### Data shown
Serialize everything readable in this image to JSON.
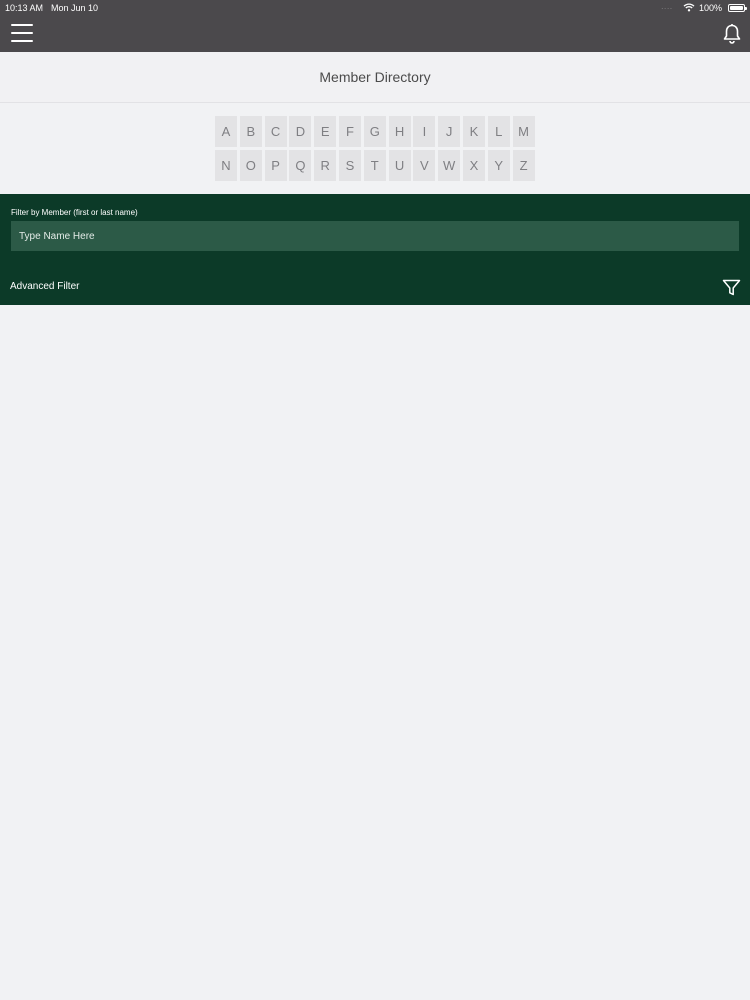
{
  "status_bar": {
    "time": "10:13 AM",
    "date": "Mon Jun 10",
    "dots": "....",
    "battery": "100%",
    "wifi_icon": "wifi-icon",
    "battery_icon": "battery-icon"
  },
  "nav": {
    "menu_icon": "hamburger-menu-icon",
    "notifications_icon": "bell-icon"
  },
  "page": {
    "title": "Member Directory"
  },
  "alphabet": {
    "row1": [
      "A",
      "B",
      "C",
      "D",
      "E",
      "F",
      "G",
      "H",
      "I",
      "J",
      "K",
      "L",
      "M"
    ],
    "row2": [
      "N",
      "O",
      "P",
      "Q",
      "R",
      "S",
      "T",
      "U",
      "V",
      "W",
      "X",
      "Y",
      "Z"
    ]
  },
  "filter": {
    "label": "Filter by Member (first or last name)",
    "value": "",
    "placeholder": "Type Name Here",
    "advanced_label": "Advanced Filter",
    "advanced_icon": "funnel-filter-icon"
  },
  "colors": {
    "status_bar_bg": "#4b494c",
    "filter_panel_bg": "#0c3a28",
    "input_bg": "#2c5a47",
    "page_bg": "#f1f2f4"
  }
}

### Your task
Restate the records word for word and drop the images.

### Result
Serialize everything readable in this image to JSON.
{
  "status_bar": {
    "time": "10:13 AM",
    "date": "Mon Jun 10",
    "dots": "....",
    "battery": "100%",
    "wifi_icon": "wifi-icon",
    "battery_icon": "battery-icon"
  },
  "nav": {
    "menu_icon": "hamburger-menu-icon",
    "notifications_icon": "bell-icon"
  },
  "page": {
    "title": "Member Directory"
  },
  "alphabet": {
    "row1": [
      "A",
      "B",
      "C",
      "D",
      "E",
      "F",
      "G",
      "H",
      "I",
      "J",
      "K",
      "L",
      "M"
    ],
    "row2": [
      "N",
      "O",
      "P",
      "Q",
      "R",
      "S",
      "T",
      "U",
      "V",
      "W",
      "X",
      "Y",
      "Z"
    ]
  },
  "filter": {
    "label": "Filter by Member (first or last name)",
    "value": "",
    "placeholder": "Type Name Here",
    "advanced_label": "Advanced Filter",
    "advanced_icon": "funnel-filter-icon"
  },
  "colors": {
    "status_bar_bg": "#4b494c",
    "filter_panel_bg": "#0c3a28",
    "input_bg": "#2c5a47",
    "page_bg": "#f1f2f4"
  }
}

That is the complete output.